## Goal of the exercise:
Your answer must be the listing repeated word for word, without its pictures.

## Study material:
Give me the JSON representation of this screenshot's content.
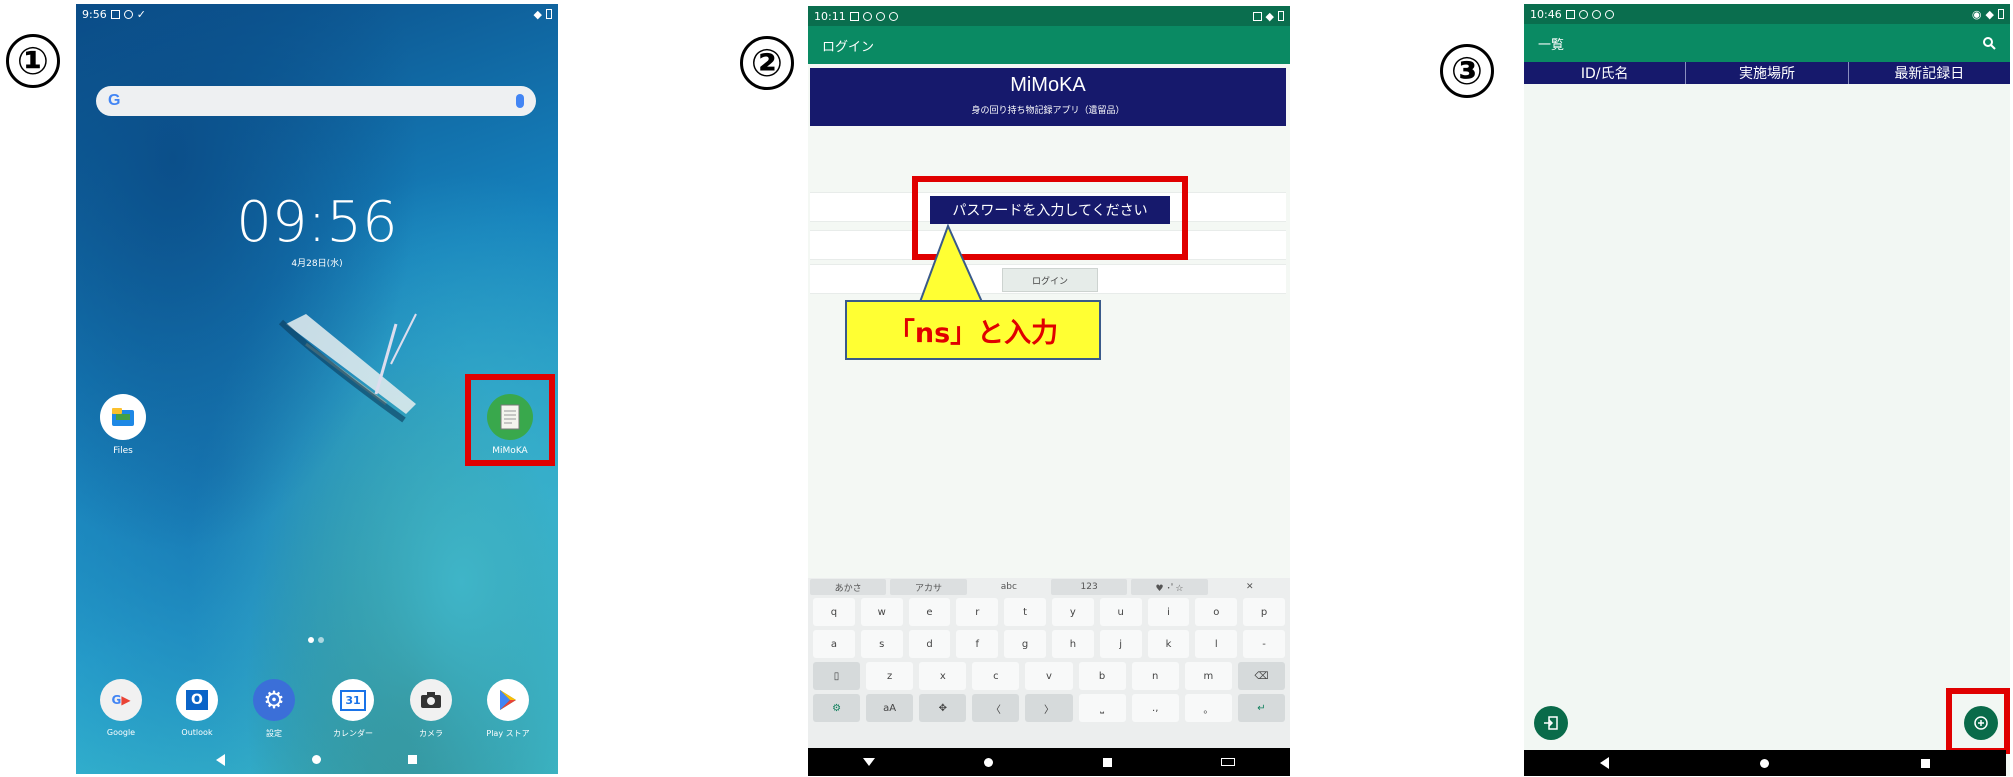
{
  "steps": {
    "s1": "①",
    "s2": "②",
    "s3": "③"
  },
  "phone1": {
    "time": "9:56",
    "clock": "09:56",
    "date": "4月28日(水)",
    "search_logo": "G",
    "apps": [
      {
        "label": "Files"
      },
      {
        "label": "MiMoKA"
      }
    ],
    "dock": [
      "Google",
      "Outlook",
      "設定",
      "カレンダー",
      "カメラ",
      "Play ストア"
    ],
    "calendar_day": "31"
  },
  "phone2": {
    "time": "10:11",
    "appbar_title": "ログイン",
    "banner_title": "MiMoKA",
    "banner_subtitle": "身の回り持ち物記録アプリ（遺留品）",
    "password_prompt": "パスワードを入力してください",
    "login_button": "ログイン",
    "callout": "「ns」と入力",
    "keyboard": {
      "tabs": [
        "あかさ",
        "アカサ",
        "abc",
        "123",
        "♥ ･ﾟ☆",
        "✕"
      ],
      "row1": [
        "q",
        "w",
        "e",
        "r",
        "t",
        "y",
        "u",
        "i",
        "o",
        "p"
      ],
      "row2": [
        "a",
        "s",
        "d",
        "f",
        "g",
        "h",
        "j",
        "k",
        "l",
        "-"
      ],
      "row3": [
        "▯",
        "z",
        "x",
        "c",
        "v",
        "b",
        "n",
        "m",
        "⌫"
      ],
      "row4": [
        "⚙",
        "aA",
        "✥",
        "〈",
        "〉",
        "⎵",
        ".,",
        "。",
        "↵"
      ]
    }
  },
  "phone3": {
    "time": "10:46",
    "appbar_title": "一覧",
    "columns": [
      "ID/氏名",
      "実施場所",
      "最新記録日"
    ]
  },
  "colors": {
    "highlight_red": "#e00000",
    "navy": "#16196c",
    "teal": "#0a8a63",
    "callout_yellow": "#ffff33"
  }
}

## Result:
Give me the JSON representation of this screenshot's content.
{
  "steps": {
    "s1": "①",
    "s2": "②",
    "s3": "③"
  },
  "phone1": {
    "time": "9:56",
    "clock": "09:56",
    "date": "4月28日(水)",
    "search_logo": "G",
    "apps": [
      {
        "label": "Files"
      },
      {
        "label": "MiMoKA"
      }
    ],
    "dock": [
      "Google",
      "Outlook",
      "設定",
      "カレンダー",
      "カメラ",
      "Play ストア"
    ],
    "calendar_day": "31"
  },
  "phone2": {
    "time": "10:11",
    "appbar_title": "ログイン",
    "banner_title": "MiMoKA",
    "banner_subtitle": "身の回り持ち物記録アプリ（遺留品）",
    "password_prompt": "パスワードを入力してください",
    "login_button": "ログイン",
    "callout": "「ns」と入力",
    "keyboard": {
      "tabs": [
        "あかさ",
        "アカサ",
        "abc",
        "123",
        "♥ ･ﾟ☆",
        "✕"
      ],
      "row1": [
        "q",
        "w",
        "e",
        "r",
        "t",
        "y",
        "u",
        "i",
        "o",
        "p"
      ],
      "row2": [
        "a",
        "s",
        "d",
        "f",
        "g",
        "h",
        "j",
        "k",
        "l",
        "-"
      ],
      "row3": [
        "▯",
        "z",
        "x",
        "c",
        "v",
        "b",
        "n",
        "m",
        "⌫"
      ],
      "row4": [
        "⚙",
        "aA",
        "✥",
        "〈",
        "〉",
        "⎵",
        ".,",
        "。",
        "↵"
      ]
    }
  },
  "phone3": {
    "time": "10:46",
    "appbar_title": "一覧",
    "columns": [
      "ID/氏名",
      "実施場所",
      "最新記録日"
    ]
  },
  "colors": {
    "highlight_red": "#e00000",
    "navy": "#16196c",
    "teal": "#0a8a63",
    "callout_yellow": "#ffff33"
  }
}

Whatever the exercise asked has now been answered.